Get to grips with the street art in Shoreditch via a free walking tour. Check out the vintage shops on Hanbury and Cheshire streets and grab a bagel for lunch from Brick’s Lane famous Beigel Bake (£3.70/$6 AUD for one stuffed with salt beef). Head to Box Park for free live music and a beer before heading back to Brick Lane and bartering with the curry houses for a good deal – you should at least get a free beer with dinner if there’s a group of you. (Meals approx. £16/$26 AUD per person for curry, rice and naan bread).
Day 3: Shopping Central London
After all that thrifty sightseeing you might have some pennies saved to spend on the great British High Street. If not, enjoy window-shopping at some of London’s most iconic addresses – Covent Garden, Oxford Street and Regent Street (Hamley’s toy store is a must-visit – especially at Christmas). Walk to Piccadilly Circus for a photo in front of the famous lights and head into Fortnum & Mason if you have a thing for fancy foods. It would be wrong to visit London without enjoying a traditional afternoon tea. One of the best value can be found at Bea’s Of Bloomsbury who charge £26.50/$44 AUD for a full afternoon tea with all the trimmings.
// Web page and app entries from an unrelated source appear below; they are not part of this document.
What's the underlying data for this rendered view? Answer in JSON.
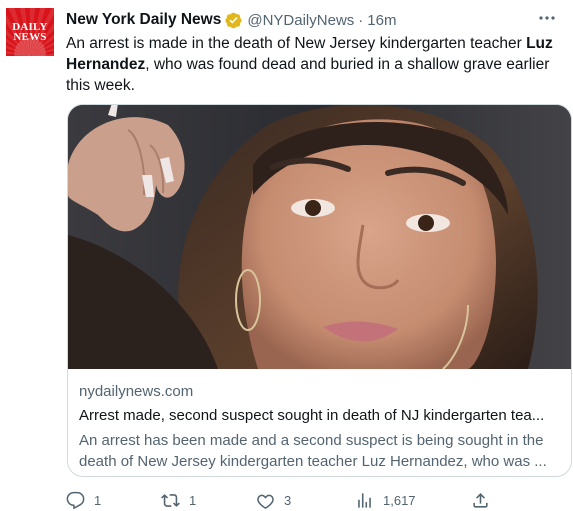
{
  "account": {
    "avatar_logo_text": "DAILY NEWS",
    "avatar_logo_line1": "DAILY",
    "avatar_logo_line2": "NEWS",
    "display_name": "New York Daily News",
    "handle": "@NYDailyNews",
    "separator": "·",
    "time": "16m",
    "verified_color": "#e2b719",
    "brand_color": "#d8141a"
  },
  "tweet": {
    "text_before": "An arrest is made in the death of New Jersey kindergarten teacher ",
    "text_bold": "Luz Hernandez",
    "text_after": ", who was found dead and buried in a shallow grave earlier this week."
  },
  "card": {
    "domain": "nydailynews.com",
    "title": "Arrest made, second suspect sought in death of NJ kindergarten tea...",
    "description": "An arrest has been made and a second suspect is being sought in the death of New Jersey kindergarten teacher Luz Hernandez, who was ..."
  },
  "actions": {
    "replies": "1",
    "retweets": "1",
    "likes": "3",
    "views": "1,617"
  },
  "icons": {
    "more": "more-dots-icon",
    "reply": "reply-icon",
    "retweet": "retweet-icon",
    "like": "heart-icon",
    "views": "views-icon",
    "share": "share-icon",
    "verified": "verified-badge-icon"
  }
}
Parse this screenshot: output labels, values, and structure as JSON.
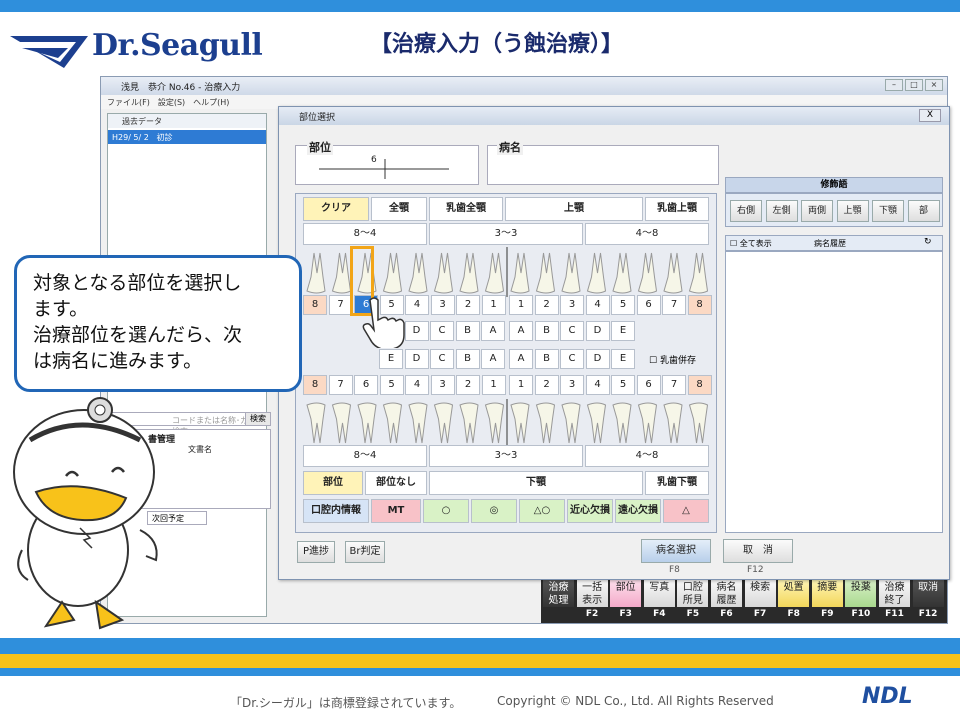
{
  "slide": {
    "title": "【治療入力（う蝕治療）】",
    "logo_text": "Dr.Seagull",
    "footer_trademark": "「Dr.シーガル」は商標登録されています。",
    "footer_copyright": "Copyright © NDL Co., Ltd. All Rights Reserved",
    "footer_logo": "NDL"
  },
  "window": {
    "title": "浅見　恭介 No.46 - 治療入力",
    "menu": "ファイル(F)　設定(S)　ヘルプ(H)",
    "past_data_label": "過去データ",
    "past_row_date": "H29/ 5/ 2",
    "past_row_type": "初診",
    "search_placeholder": "コードまたは名称･カナで検索",
    "search_button": "検索",
    "doc_mgmt_label": "書管理",
    "doc_name_col": "文書名",
    "next_plan_tab": "次回予定",
    "left_tab_fragment": "E"
  },
  "toolbar": {
    "items": [
      {
        "label": "治療\n処理",
        "fkey": ""
      },
      {
        "label": "一括\n表示",
        "fkey": "F2"
      },
      {
        "label": "部位",
        "fkey": "F3"
      },
      {
        "label": "写真",
        "fkey": "F4"
      },
      {
        "label": "口腔\n所見",
        "fkey": "F5"
      },
      {
        "label": "病名\n履歴",
        "fkey": "F6"
      },
      {
        "label": "検索",
        "fkey": "F7"
      },
      {
        "label": "処置",
        "fkey": "F8"
      },
      {
        "label": "摘要",
        "fkey": "F9"
      },
      {
        "label": "投薬",
        "fkey": "F10"
      },
      {
        "label": "治療\n終了",
        "fkey": "F11"
      },
      {
        "label": "取消",
        "fkey": "F12"
      }
    ]
  },
  "dialog": {
    "title": "部位選択",
    "close": "X",
    "bui_label": "部位",
    "bui_value": "6",
    "byomei_label": "病名",
    "buttons_top": [
      "クリア",
      "全顎",
      "乳歯全顎",
      "上顎",
      "乳歯上顎"
    ],
    "range_top": [
      "8～4",
      "3～3",
      "4～8"
    ],
    "upper_left_nums": [
      "8",
      "7",
      "6",
      "5",
      "4",
      "3",
      "2",
      "1"
    ],
    "upper_right_nums": [
      "1",
      "2",
      "3",
      "4",
      "5",
      "6",
      "7",
      "8"
    ],
    "upper_left_letters": [
      "E",
      "D",
      "C",
      "B",
      "A"
    ],
    "upper_right_letters": [
      "A",
      "B",
      "C",
      "D",
      "E"
    ],
    "lower_left_letters": [
      "E",
      "D",
      "C",
      "B",
      "A"
    ],
    "lower_right_letters": [
      "A",
      "B",
      "C",
      "D",
      "E"
    ],
    "lower_left_nums": [
      "8",
      "7",
      "6",
      "5",
      "4",
      "3",
      "2",
      "1"
    ],
    "lower_right_nums": [
      "1",
      "2",
      "3",
      "4",
      "5",
      "6",
      "7",
      "8"
    ],
    "nyushi_heizon": "乳歯併存",
    "range_bottom": [
      "8～4",
      "3～3",
      "4～8"
    ],
    "buttons_bottom": [
      "部位",
      "部位なし",
      "下顎",
      "乳歯下顎"
    ],
    "row_last": [
      "口腔内情報",
      "MT",
      "○",
      "◎",
      "△○",
      "近心欠損",
      "遠心欠損",
      "△"
    ],
    "shushoku_header": "修飾語",
    "shushoku_buttons": [
      "右側",
      "左側",
      "両側",
      "上顎",
      "下顎",
      "部"
    ],
    "show_all": "全て表示",
    "history_header": "病名履歴",
    "p_button": "P進捗",
    "br_button": "Br判定",
    "byomei_select": "病名選択",
    "byomei_select_key": "F8",
    "cancel": "取　消",
    "cancel_key": "F12"
  },
  "callout": {
    "line1": "対象となる部位を選択し",
    "line2": "ます。",
    "line3": "治療部位を選んだら、次",
    "line4": "は病名に進みます。"
  },
  "colors": {
    "brand_blue": "#2f8fdc",
    "brand_yellow": "#f8c21a",
    "callout_border": "#2166b6",
    "selected_tooth": "#2e7bd4",
    "highlight": "#f2a518"
  }
}
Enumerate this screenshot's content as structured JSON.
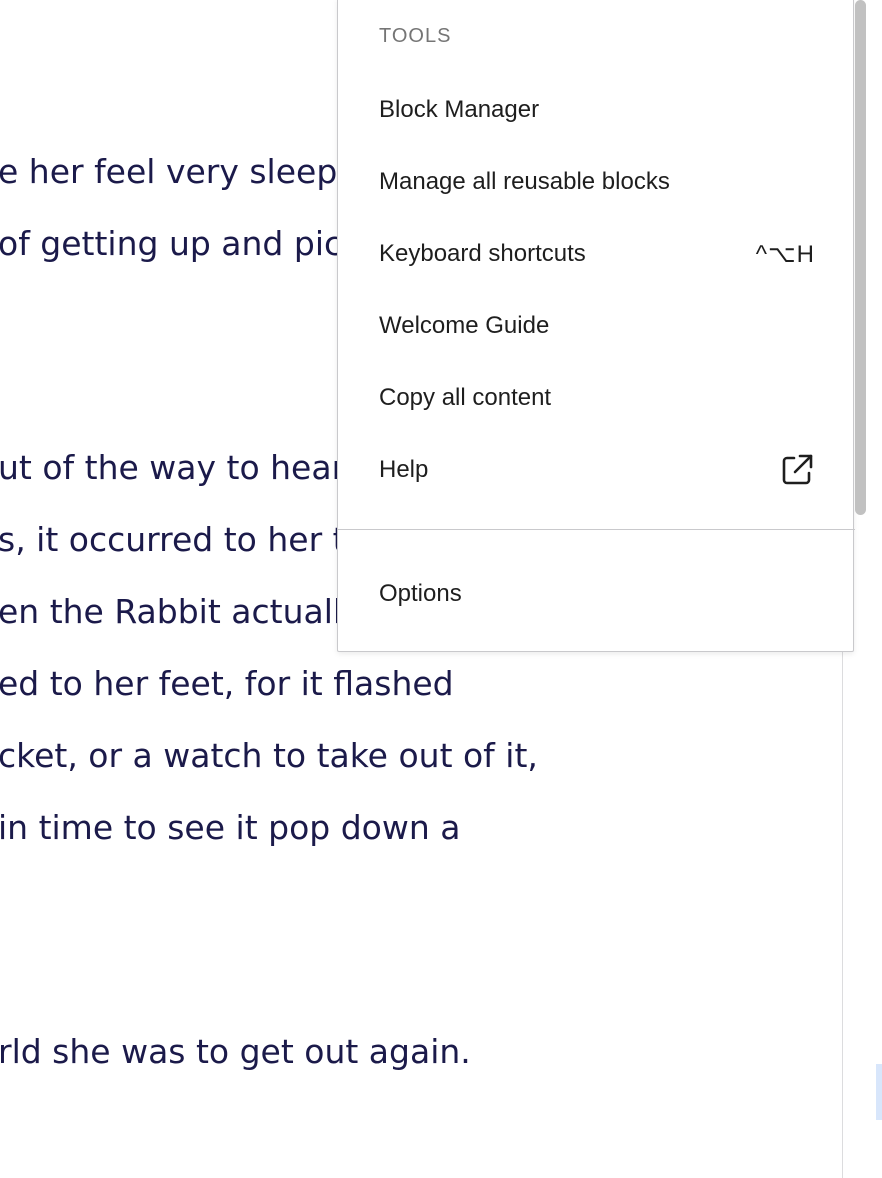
{
  "editor": {
    "lines": [
      "e her feel very sleepy",
      "of getting up and pick",
      "ut of the way to hear",
      "s, it occurred to her th",
      "en the Rabbit actually",
      "ed to her feet, for it flashed",
      "cket, or a watch to take out of it,",
      " in time to see it pop down a",
      "rld she was to get out again."
    ]
  },
  "menu": {
    "group_label": "TOOLS",
    "items": [
      {
        "label": "Block Manager",
        "shortcut": ""
      },
      {
        "label": "Manage all reusable blocks",
        "shortcut": ""
      },
      {
        "label": "Keyboard shortcuts",
        "shortcut": "^⌥H"
      },
      {
        "label": "Welcome Guide",
        "shortcut": ""
      },
      {
        "label": "Copy all content",
        "shortcut": ""
      },
      {
        "label": "Help",
        "icon": "external-link-icon"
      }
    ],
    "options_label": "Options"
  },
  "colors": {
    "text": "#1b1a4a",
    "menu_text": "#1e1e1e",
    "group_label": "#757575",
    "border": "#c9c9cc"
  }
}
Combine your visit to London with one these great destinations found less than 2 hours by train from the city.
Windsor – Head to Royal Windsor and visit the exhibitions at Windsor Castle or caped boys of Eton.
Brighton – Escape the city for this famous cobbled beach with quaint laneways and the Oriental-inspired Royal Pavilion.
Bath – Explore the Roman baths and then soak in the state-of-the-art facilities at Thermae Bath Spa, Britain’s only natural thermal spa.
Ready to book your trip to London? Book cheap flights, hotels, and car hire with Skyscanner Australia.
Published 23 November 2016. Any prices are lowest estimated prices only at the time of publication and are subject to change and/or availability.